Thompson was an aimless 17-year-old in his hometown of Lawrenceburg, Tennessee, when he married his high school sweetheart, Sarah Lindsey. Lawrenceburg was a town of nearly 15,000, about 80 miles south of Nashville. "It wasn't exactly Mayberry—but it wasn't far from it," Thompson says.
Thompson and his wife had three children; his two sons are in business in Tennessee, while his daughter died in 2002 of an accidental prescription drug overdose. He and Sarah divorced in 1985. "We were married for 25 years, so in many respects you could consider it a successful marriage, instead of a failure. I don't recommend marrying at that age for my kids or grandkids. Doing the same thing, but at a later age, is better for everyone concerned."
Yet he believes that teenage marriage may have been the key to his future. "Up to that point, I had no achievements as a student," he says. "Getting married kept me from going to college and doing what I did in high school, which was goofing off, wasting time, pursuing athletics. Marriage required me to buckle down."
He did well enough as an undergraduate at the former Memphis State University (now the University of Memphis) to win a scholarship to Vanderbilt University's law school. After graduation, he landed a job as an assistant U.S. attorney, then was recruited to work on the 1972 reelection campaign of Tennessee Sen. Howard Baker, who became his mentor. After Baker won, he became the ranking Republican on the Senate Watergate committee and brought Thompson to Washington as minority counsel for the committee.
The Watergate hearings in the summer of 1973 put Thompson in the national spotlight. But he and his fellow lawyers—not to mention the lawmakers—were so busy with the hearings themselves that they had no sense of how the spectacle of the Nixon administration unraveling on national TV was riveting the rest of the country.
"As the hearings got going, we were enmeshed in them day and night," he recalls. "Occasionally we'd come up for air—and realize that everyone was watching. That was the thing I was known for for a while. But then I went back to Nashville and started my own law practice and went on about my business."
Thirty-five years later, Thompson finds that people often have only a vague memory of his involvement in Watergate. As Thompson notes, there are entire generations that have no idea what Watergate was.
Indeed, when you've done as many things as Fred Thompson has in a lifetime, it's inevitable that other people have a hard time keeping track of them all. "People will say to me, 'I didn't know you were a lawyer' or 'I didn't know you were involved in Watergate,'" he says. "As we started talking about doing the radio show, people weren't even mentioning that I had been a senator. I was the actor who had been a presidential candidate. As you get older, things tend to drop off the back end of your résumé."
As a candidate for senator and again for president, Thompson emphasized his roots: that small-town, down-home sensibility that, no matter how long he's been away from Lawrenceburg, has never left him.

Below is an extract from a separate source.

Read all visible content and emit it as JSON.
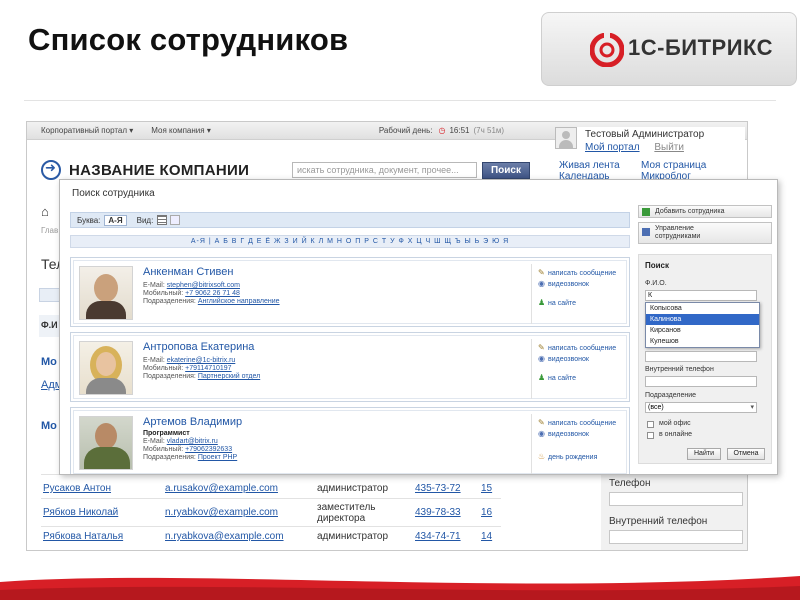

"The things my mama taught me all turned out to be true," Thompson says. "If things appear to be too good to be true, they probably are. There's no such thing as a free lunch. And if you behave yourself, good things will happen to you. I could go back there right now and it would feel just as much like home as it ever has."
Marshall Fine is a journalist and film critic whose movie reviews can be found at www.marshallfine.com.